In the eyes of Apple zealots, it seemed if yesterday would never come; the day when we would finally see the iPhone 5. Well, it finally arrived and to my surprise is was EXACTLY as expected – more on that in a moment.
In general, everyone was pleased with the specs and the press coverage. One journalist has even called it the new “gold standard” for smartphones. Here’s a round up:
-Review from Mashable
-Mashable chart comparing iPhone 5 to its three closet competitors
-Apple 2.0 listing of all the stats/facts/details from yesterday’s event
-Apple 2.0 compiled commentary from the Wall Street Analysts
-Minute by minute how the Apple’s stock reacted yesterday afternoon
-90 Second version of the Keynote
-Full 90 plus minute version of the Keynote
-Apple Inc. video of iPhone 5 and all its features
Back to my earlier comment, what was missing from yesterday’s keynote was “surprise.” Pretty much everything – at least all the major specs – were strategically leaked to the press well in advance. The only real surprise, other than a incredibly improved iPod touch, is the rapid and aggressive rollout of this new phone – Apple’s biggest launch in the history of the company.
What makes yesterday so surprising was that in more than one interview earlier this year, CEO Tim Cook said Apple was going to “double-down” on secrecy. If yesterday is the “new normal” then where was the “doubling down?”
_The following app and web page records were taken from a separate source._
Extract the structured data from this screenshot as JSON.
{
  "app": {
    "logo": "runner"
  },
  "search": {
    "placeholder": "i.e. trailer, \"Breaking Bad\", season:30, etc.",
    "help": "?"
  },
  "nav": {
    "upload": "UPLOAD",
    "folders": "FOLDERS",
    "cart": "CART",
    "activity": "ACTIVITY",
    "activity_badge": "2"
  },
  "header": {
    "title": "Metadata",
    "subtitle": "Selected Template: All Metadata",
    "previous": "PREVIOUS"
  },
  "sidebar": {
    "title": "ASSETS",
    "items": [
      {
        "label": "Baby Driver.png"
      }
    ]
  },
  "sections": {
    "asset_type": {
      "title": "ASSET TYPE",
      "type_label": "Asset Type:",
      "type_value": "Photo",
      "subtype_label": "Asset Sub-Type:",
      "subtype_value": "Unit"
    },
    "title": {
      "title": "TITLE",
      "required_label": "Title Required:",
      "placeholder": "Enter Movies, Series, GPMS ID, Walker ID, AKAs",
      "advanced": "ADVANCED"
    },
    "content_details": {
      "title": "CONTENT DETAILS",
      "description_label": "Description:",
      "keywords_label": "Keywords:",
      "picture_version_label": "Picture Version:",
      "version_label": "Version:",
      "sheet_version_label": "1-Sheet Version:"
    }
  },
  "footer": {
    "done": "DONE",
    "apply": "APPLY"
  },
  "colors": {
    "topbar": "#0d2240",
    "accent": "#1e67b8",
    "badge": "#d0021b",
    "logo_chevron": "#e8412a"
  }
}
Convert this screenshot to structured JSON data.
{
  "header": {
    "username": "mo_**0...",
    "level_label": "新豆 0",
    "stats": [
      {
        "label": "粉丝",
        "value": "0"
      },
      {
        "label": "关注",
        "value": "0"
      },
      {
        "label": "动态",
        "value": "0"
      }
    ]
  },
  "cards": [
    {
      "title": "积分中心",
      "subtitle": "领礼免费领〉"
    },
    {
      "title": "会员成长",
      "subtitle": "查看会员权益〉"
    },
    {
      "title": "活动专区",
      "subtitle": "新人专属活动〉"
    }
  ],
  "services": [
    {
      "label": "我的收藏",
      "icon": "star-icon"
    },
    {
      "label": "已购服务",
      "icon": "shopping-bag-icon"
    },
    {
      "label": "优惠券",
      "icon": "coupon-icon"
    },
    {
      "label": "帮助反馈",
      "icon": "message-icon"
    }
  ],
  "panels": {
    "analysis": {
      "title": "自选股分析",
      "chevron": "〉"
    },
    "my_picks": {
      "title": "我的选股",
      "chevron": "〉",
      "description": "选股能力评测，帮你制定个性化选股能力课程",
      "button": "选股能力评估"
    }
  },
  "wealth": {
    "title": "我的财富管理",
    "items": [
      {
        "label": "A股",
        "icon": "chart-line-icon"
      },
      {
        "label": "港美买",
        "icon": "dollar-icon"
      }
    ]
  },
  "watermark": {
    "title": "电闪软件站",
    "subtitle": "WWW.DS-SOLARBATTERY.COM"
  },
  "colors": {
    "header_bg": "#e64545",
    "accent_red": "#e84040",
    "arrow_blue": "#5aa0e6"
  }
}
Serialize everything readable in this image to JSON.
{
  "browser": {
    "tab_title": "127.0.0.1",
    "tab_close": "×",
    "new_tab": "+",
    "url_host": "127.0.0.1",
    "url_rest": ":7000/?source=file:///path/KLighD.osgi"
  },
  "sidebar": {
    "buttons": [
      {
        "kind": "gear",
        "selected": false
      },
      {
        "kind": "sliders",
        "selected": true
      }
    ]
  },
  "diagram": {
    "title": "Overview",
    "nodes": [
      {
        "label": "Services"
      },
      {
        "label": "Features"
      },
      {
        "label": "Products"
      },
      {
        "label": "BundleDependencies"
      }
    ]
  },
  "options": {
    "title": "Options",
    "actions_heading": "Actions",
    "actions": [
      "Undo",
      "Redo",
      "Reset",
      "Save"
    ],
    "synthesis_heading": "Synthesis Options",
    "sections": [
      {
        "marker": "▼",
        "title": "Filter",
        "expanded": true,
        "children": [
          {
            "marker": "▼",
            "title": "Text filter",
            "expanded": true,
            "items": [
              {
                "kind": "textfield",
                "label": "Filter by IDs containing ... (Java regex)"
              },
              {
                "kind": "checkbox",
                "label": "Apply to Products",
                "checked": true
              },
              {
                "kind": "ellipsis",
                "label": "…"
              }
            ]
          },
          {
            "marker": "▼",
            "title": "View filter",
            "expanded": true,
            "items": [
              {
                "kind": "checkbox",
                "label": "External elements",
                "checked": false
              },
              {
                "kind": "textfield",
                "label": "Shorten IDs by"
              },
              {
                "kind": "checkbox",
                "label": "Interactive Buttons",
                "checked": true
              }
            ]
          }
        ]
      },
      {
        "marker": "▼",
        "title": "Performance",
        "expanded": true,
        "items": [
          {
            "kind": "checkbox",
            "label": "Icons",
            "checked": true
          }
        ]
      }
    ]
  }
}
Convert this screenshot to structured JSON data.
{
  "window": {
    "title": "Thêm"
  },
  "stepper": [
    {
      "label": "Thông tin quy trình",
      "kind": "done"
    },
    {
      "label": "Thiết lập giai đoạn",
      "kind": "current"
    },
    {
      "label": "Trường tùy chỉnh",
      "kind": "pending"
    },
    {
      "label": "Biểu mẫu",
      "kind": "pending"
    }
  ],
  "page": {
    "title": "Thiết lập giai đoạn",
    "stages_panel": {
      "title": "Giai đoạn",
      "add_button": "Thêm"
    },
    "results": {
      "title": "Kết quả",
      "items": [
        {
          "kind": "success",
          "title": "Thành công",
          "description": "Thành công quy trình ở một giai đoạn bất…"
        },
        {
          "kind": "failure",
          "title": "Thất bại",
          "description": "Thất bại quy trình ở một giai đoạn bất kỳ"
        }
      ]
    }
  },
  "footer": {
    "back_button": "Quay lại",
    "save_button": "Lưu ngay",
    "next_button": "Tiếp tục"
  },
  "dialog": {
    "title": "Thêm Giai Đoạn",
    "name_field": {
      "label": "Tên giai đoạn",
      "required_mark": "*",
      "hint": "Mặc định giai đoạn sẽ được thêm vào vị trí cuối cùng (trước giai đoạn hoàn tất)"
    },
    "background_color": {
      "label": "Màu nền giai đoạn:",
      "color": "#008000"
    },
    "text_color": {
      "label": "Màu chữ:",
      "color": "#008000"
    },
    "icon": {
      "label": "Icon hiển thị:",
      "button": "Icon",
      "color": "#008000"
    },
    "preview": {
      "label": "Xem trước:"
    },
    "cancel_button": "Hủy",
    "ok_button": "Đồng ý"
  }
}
Only a few possible explanations can explain Apple’s new-found opening up: (1) CEO Tim Cook is moving away from Steve Jobs-like secrecy and the “doubling down” is nothing but lip service, (2) iPhone 5 is “too big to fail” as a percentage of Apple’s overall revenues and Mr. Cook is risk-adverse, or (3) Mr. Cook is very, very, very concerned with competition and all the leaks to the press were more to the other players in this sandbox. Not that I believe any of these three are mutually exclusive but nonetheless, how Apple behaves with new product launches is something to follow in the coming months. Next up…something in October.
Something to think about today
Associate Professor of Marketing
Stillman School of Business
Seton Hall University